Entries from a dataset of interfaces
***

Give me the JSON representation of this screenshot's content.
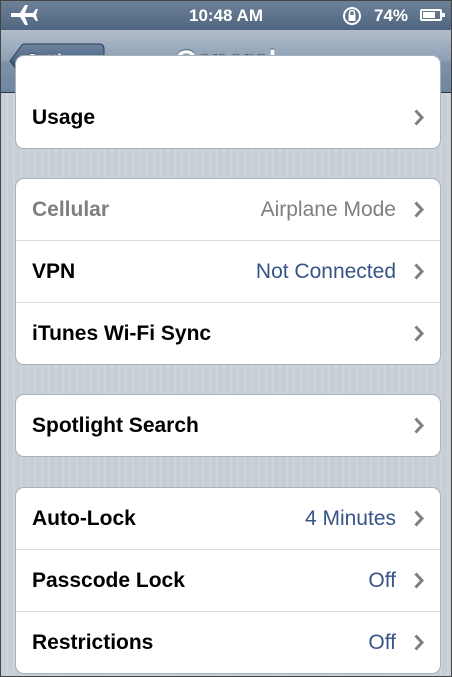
{
  "status_bar": {
    "time": "10:48 AM",
    "battery_pct": "74%",
    "battery_level": 0.74
  },
  "nav": {
    "back_label": "Settings",
    "title": "General"
  },
  "groups": [
    {
      "rows": [
        {
          "label": "Usage",
          "value": ""
        }
      ]
    },
    {
      "rows": [
        {
          "label": "Cellular",
          "value": "Airplane Mode"
        },
        {
          "label": "VPN",
          "value": "Not Connected"
        },
        {
          "label": "iTunes Wi-Fi Sync",
          "value": ""
        }
      ]
    },
    {
      "rows": [
        {
          "label": "Spotlight Search",
          "value": ""
        }
      ]
    },
    {
      "rows": [
        {
          "label": "Auto-Lock",
          "value": "4 Minutes"
        },
        {
          "label": "Passcode Lock",
          "value": "Off"
        },
        {
          "label": "Restrictions",
          "value": "Off"
        }
      ]
    }
  ],
  "colors": {
    "accent_value": "#385487",
    "nav_bar": "#7e92aa",
    "background": "#c7ced6"
  }
}
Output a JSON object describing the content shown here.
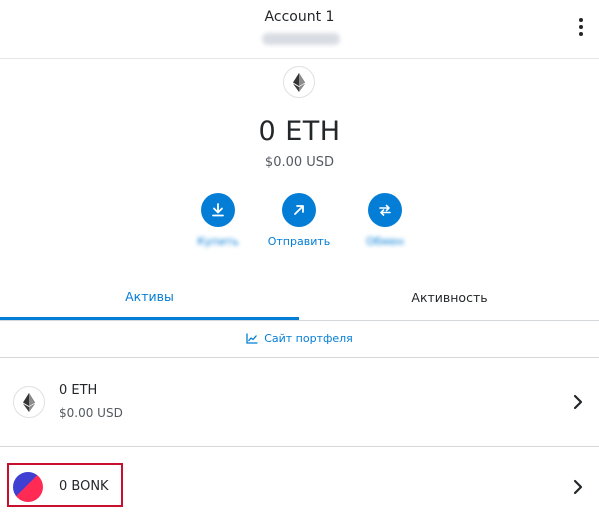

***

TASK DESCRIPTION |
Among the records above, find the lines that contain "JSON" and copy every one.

TASK SOLUTION |
Give me the JSON representation of this screenshot's content.
Output a JSON object describing the content shown here.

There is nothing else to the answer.